* _Problem to solve_: Filter the records below for the word "likes". Copy each line that holds it.

------ Information provided

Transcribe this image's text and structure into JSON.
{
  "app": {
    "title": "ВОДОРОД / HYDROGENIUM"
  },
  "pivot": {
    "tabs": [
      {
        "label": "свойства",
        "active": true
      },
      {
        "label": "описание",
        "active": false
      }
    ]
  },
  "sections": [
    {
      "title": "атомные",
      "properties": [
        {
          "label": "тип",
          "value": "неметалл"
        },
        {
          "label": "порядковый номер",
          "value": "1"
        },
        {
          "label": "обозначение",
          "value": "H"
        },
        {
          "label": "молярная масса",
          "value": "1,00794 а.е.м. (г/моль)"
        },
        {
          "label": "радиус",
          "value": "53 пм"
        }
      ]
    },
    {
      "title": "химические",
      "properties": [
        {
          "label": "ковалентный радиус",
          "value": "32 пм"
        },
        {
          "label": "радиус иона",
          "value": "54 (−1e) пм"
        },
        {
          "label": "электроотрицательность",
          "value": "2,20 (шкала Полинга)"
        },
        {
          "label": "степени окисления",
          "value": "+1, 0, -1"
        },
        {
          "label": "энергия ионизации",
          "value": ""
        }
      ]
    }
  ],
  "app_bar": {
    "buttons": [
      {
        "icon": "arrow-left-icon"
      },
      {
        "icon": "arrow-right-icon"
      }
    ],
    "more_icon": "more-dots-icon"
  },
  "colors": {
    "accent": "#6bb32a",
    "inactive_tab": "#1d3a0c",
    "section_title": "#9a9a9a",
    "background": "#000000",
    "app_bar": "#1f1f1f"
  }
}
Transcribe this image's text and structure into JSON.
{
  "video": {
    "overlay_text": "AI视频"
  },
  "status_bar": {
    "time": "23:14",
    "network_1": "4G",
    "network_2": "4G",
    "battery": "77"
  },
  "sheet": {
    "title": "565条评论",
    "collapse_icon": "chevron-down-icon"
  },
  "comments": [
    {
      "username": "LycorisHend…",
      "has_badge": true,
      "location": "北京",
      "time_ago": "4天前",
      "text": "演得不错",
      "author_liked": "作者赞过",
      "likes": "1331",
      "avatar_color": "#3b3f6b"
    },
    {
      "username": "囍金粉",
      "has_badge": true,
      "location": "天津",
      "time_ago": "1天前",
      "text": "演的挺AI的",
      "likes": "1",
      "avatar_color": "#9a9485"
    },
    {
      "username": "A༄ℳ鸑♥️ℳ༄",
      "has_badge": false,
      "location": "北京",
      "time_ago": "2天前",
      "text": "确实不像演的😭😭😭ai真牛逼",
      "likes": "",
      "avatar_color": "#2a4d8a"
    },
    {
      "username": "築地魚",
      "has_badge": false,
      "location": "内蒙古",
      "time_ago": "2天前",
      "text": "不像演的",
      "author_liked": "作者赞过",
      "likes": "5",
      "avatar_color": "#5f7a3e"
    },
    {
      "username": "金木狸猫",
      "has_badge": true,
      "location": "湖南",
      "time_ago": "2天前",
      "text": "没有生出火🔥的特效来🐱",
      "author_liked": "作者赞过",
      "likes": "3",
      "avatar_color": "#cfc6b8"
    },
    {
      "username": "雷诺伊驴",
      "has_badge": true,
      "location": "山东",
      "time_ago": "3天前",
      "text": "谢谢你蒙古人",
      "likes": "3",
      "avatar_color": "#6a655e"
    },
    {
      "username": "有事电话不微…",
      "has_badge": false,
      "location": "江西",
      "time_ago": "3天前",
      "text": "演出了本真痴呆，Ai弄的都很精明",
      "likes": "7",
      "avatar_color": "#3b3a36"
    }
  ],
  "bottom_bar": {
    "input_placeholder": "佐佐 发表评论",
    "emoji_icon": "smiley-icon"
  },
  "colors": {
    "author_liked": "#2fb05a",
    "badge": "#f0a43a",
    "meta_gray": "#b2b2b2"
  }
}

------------

* _Response area_:
      "likes": "1331",
      "likes": "1",
      "likes": "",
      "likes": "5",
      "likes": "3",
      "likes": "3",
      "likes": "7",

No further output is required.